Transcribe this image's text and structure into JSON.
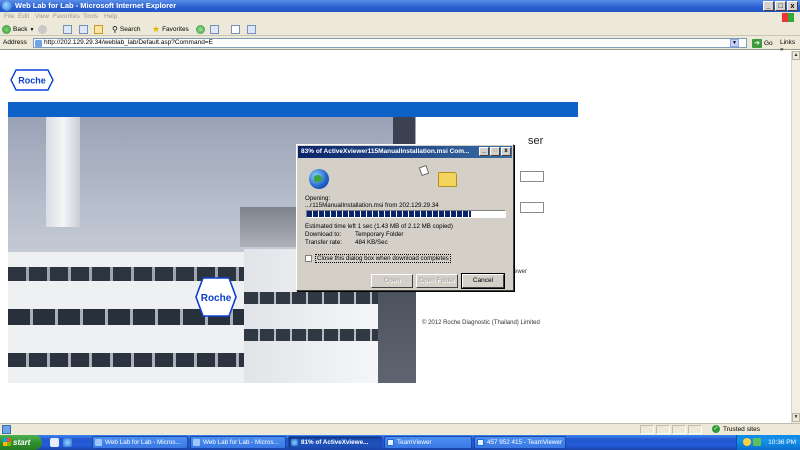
{
  "window": {
    "title": "Web Lab for Lab - Microsoft Internet Explorer",
    "controls": {
      "minimize": "_",
      "maximize": "□",
      "close": "x"
    }
  },
  "menu": [
    "File",
    "Edit",
    "View",
    "Favorites",
    "Tools",
    "Help"
  ],
  "toolbar": {
    "back": "Back",
    "search": "Search",
    "favorites": "Favorites"
  },
  "address": {
    "label": "Address",
    "url": "http://202.129.29.34/weblab_lab/Default.asp?Command=E",
    "go": "Go",
    "links": "Links »"
  },
  "page": {
    "logo_text": "Roche",
    "building_logo_text": "Roche",
    "login_heading_fragment": "ser",
    "side_fragment": "ewer",
    "copyright": "© 2012 Roche Diagnostic (Thailand) Limited"
  },
  "dialog": {
    "title": "83% of ActiveXviewer115ManualInstallation.msi Com...",
    "opening_label": "Opening:",
    "file_line": "...r115ManualInstallation.msi from 202.129.29.34",
    "progress": 0.83,
    "time_left_label": "Estimated time left",
    "time_left_value": "1 sec (1.43 MB of 2.12 MB copied)",
    "download_to_label": "Download to:",
    "download_to_value": "Temporary Folder",
    "rate_label": "Transfer rate:",
    "rate_value": "484 KB/Sec",
    "close_checkbox_label": "Close this dialog box when download completes",
    "close_checkbox_checked": false,
    "open_button": "Open",
    "open_folder_button": "Open Folder",
    "cancel_button": "Cancel"
  },
  "statusbar": {
    "zone": "Trusted sites"
  },
  "taskbar": {
    "start": "start",
    "tasks": [
      "Web Lab for Lab - Micros...",
      "Web Lab for Lab - Micros...",
      "81% of ActiveXviewe...",
      "TeamViewer",
      "457 952 415 - TeamViewer"
    ],
    "clock": "10:36 PM"
  }
}
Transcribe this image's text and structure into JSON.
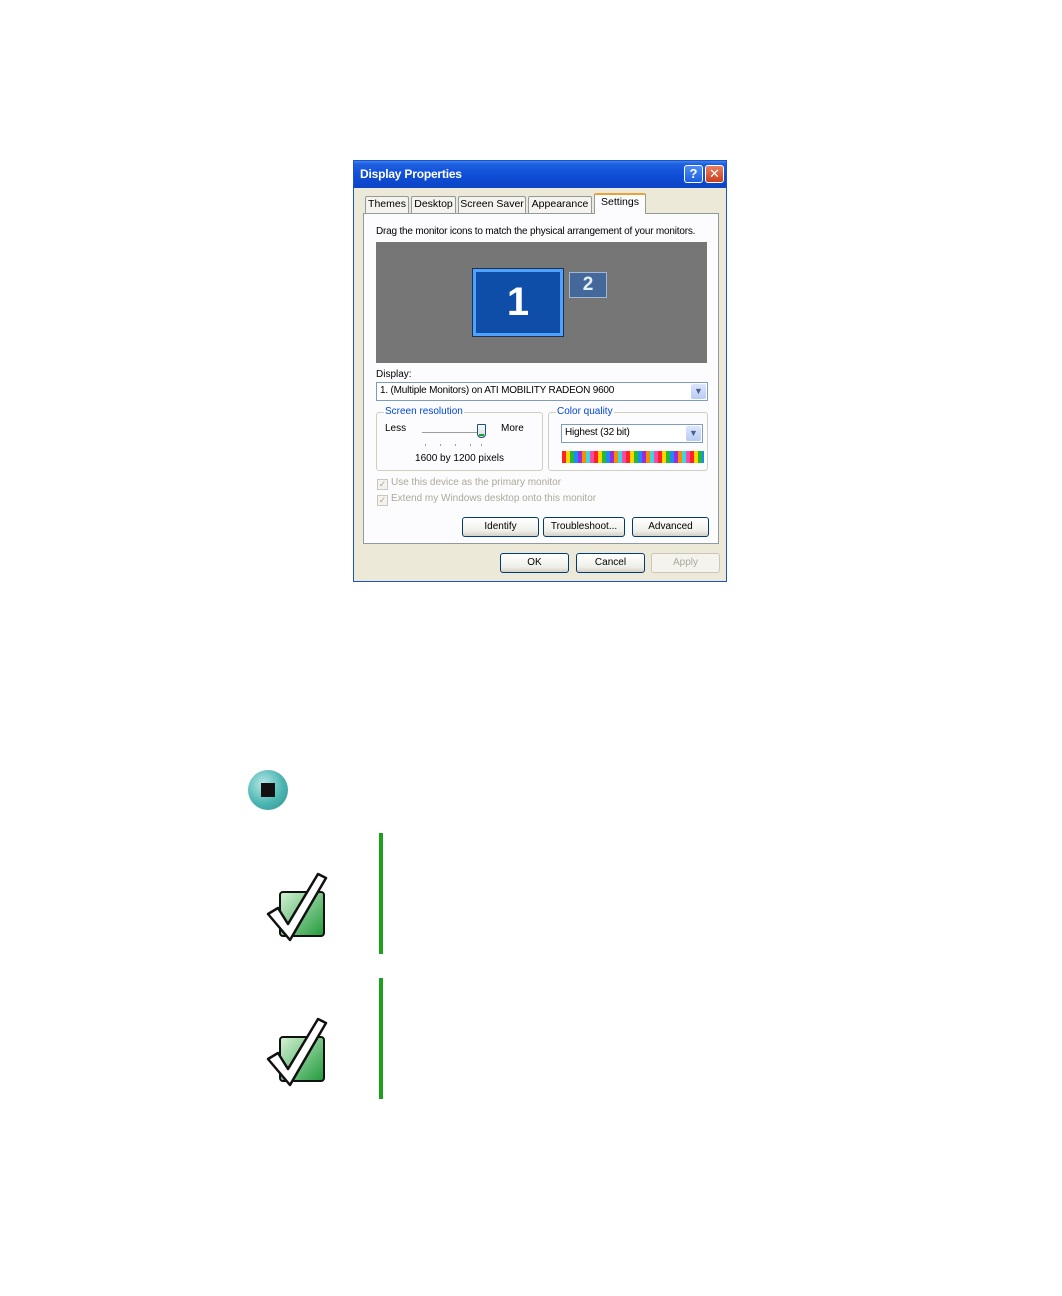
{
  "dialog": {
    "title": "Display Properties",
    "help_button": "?",
    "close_button": "✕",
    "tabs": [
      {
        "label": "Themes"
      },
      {
        "label": "Desktop"
      },
      {
        "label": "Screen Saver"
      },
      {
        "label": "Appearance"
      },
      {
        "label": "Settings",
        "active": true
      }
    ],
    "instruction": "Drag the monitor icons to match the physical arrangement of your monitors.",
    "monitors": [
      {
        "label": "1",
        "selected": true
      },
      {
        "label": "2",
        "selected": false
      }
    ],
    "display_label": "Display:",
    "display_value": "1. (Multiple Monitors) on ATI MOBILITY RADEON 9600",
    "resolution": {
      "group_label": "Screen resolution",
      "less_label": "Less",
      "more_label": "More",
      "value_text": "1600 by 1200 pixels",
      "slider_level": 1.0
    },
    "color_quality": {
      "group_label": "Color quality",
      "value": "Highest (32 bit)"
    },
    "checkboxes": [
      {
        "label": "Use this device as the primary monitor",
        "checked": true,
        "disabled": true
      },
      {
        "label": "Extend my Windows desktop onto this monitor",
        "checked": true,
        "disabled": true
      }
    ],
    "action_buttons": {
      "identify": "Identify",
      "troubleshoot": "Troubleshoot...",
      "advanced": "Advanced"
    },
    "footer_buttons": {
      "ok": "OK",
      "cancel": "Cancel",
      "apply": "Apply"
    },
    "colors": {
      "titlebar": "#0f4dd6",
      "selected_monitor": "#0f4ea8",
      "monitor_area": "#767676"
    }
  },
  "document": {
    "icons": [
      "end-of-procedure-icon",
      "important-checkmark-icon",
      "important-checkmark-icon"
    ],
    "colors": {
      "rule": "#1aa21a",
      "marker": "#4bb5b2"
    }
  }
}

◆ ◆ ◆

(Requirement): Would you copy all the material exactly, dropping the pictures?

(Task output):
Transcribe this image's text and structure into JSON.
{
  "window": {
    "title": "Web Lab for Lab - Microsoft Internet Explorer",
    "controls": {
      "minimize": "_",
      "maximize": "□",
      "close": "x"
    }
  },
  "menu": [
    "File",
    "Edit",
    "View",
    "Favorites",
    "Tools",
    "Help"
  ],
  "toolbar": {
    "back": "Back",
    "search": "Search",
    "favorites": "Favorites"
  },
  "address": {
    "label": "Address",
    "url": "http://202.129.29.34/weblab_lab/Default.asp?Command=E",
    "go": "Go",
    "links": "Links »"
  },
  "page": {
    "logo_text": "Roche",
    "building_logo_text": "Roche",
    "login_heading_fragment": "ser",
    "side_fragment": "ewer",
    "copyright": "© 2012 Roche Diagnostic (Thailand) Limited"
  },
  "dialog": {
    "title": "83% of ActiveXviewer115ManualInstallation.msi Com...",
    "opening_label": "Opening:",
    "file_line": "...r115ManualInstallation.msi from 202.129.29.34",
    "progress": 0.83,
    "time_left_label": "Estimated time left",
    "time_left_value": "1 sec (1.43 MB of 2.12 MB copied)",
    "download_to_label": "Download to:",
    "download_to_value": "Temporary Folder",
    "rate_label": "Transfer rate:",
    "rate_value": "484 KB/Sec",
    "close_checkbox_label": "Close this dialog box when download completes",
    "close_checkbox_checked": false,
    "open_button": "Open",
    "open_folder_button": "Open Folder",
    "cancel_button": "Cancel"
  },
  "statusbar": {
    "zone": "Trusted sites"
  },
  "taskbar": {
    "start": "start",
    "tasks": [
      "Web Lab for Lab - Micros...",
      "Web Lab for Lab - Micros...",
      "81% of ActiveXviewe...",
      "TeamViewer",
      "457 952 415 - TeamViewer"
    ],
    "clock": "10:36 PM"
  }
}
Transcribe this image's text and structure into JSON.
{
  "dialog": {
    "title": "Display Properties",
    "help_button": "?",
    "close_button": "✕",
    "tabs": [
      {
        "label": "Themes"
      },
      {
        "label": "Desktop"
      },
      {
        "label": "Screen Saver"
      },
      {
        "label": "Appearance"
      },
      {
        "label": "Settings",
        "active": true
      }
    ],
    "instruction": "Drag the monitor icons to match the physical arrangement of your monitors.",
    "monitors": [
      {
        "label": "1",
        "selected": true
      },
      {
        "label": "2",
        "selected": false
      }
    ],
    "display_label": "Display:",
    "display_value": "1. (Multiple Monitors) on ATI MOBILITY RADEON 9600",
    "resolution": {
      "group_label": "Screen resolution",
      "less_label": "Less",
      "more_label": "More",
      "value_text": "1600 by 1200 pixels",
      "slider_level": 1.0
    },
    "color_quality": {
      "group_label": "Color quality",
      "value": "Highest (32 bit)"
    },
    "checkboxes": [
      {
        "label": "Use this device as the primary monitor",
        "checked": true,
        "disabled": true
      },
      {
        "label": "Extend my Windows desktop onto this monitor",
        "checked": true,
        "disabled": true
      }
    ],
    "action_buttons": {
      "identify": "Identify",
      "troubleshoot": "Troubleshoot...",
      "advanced": "Advanced"
    },
    "footer_buttons": {
      "ok": "OK",
      "cancel": "Cancel",
      "apply": "Apply"
    },
    "colors": {
      "titlebar": "#0f4dd6",
      "selected_monitor": "#0f4ea8",
      "monitor_area": "#767676"
    }
  },
  "document": {
    "icons": [
      "end-of-procedure-icon",
      "important-checkmark-icon",
      "important-checkmark-icon"
    ],
    "colors": {
      "rule": "#1aa21a",
      "marker": "#4bb5b2"
    }
  }
}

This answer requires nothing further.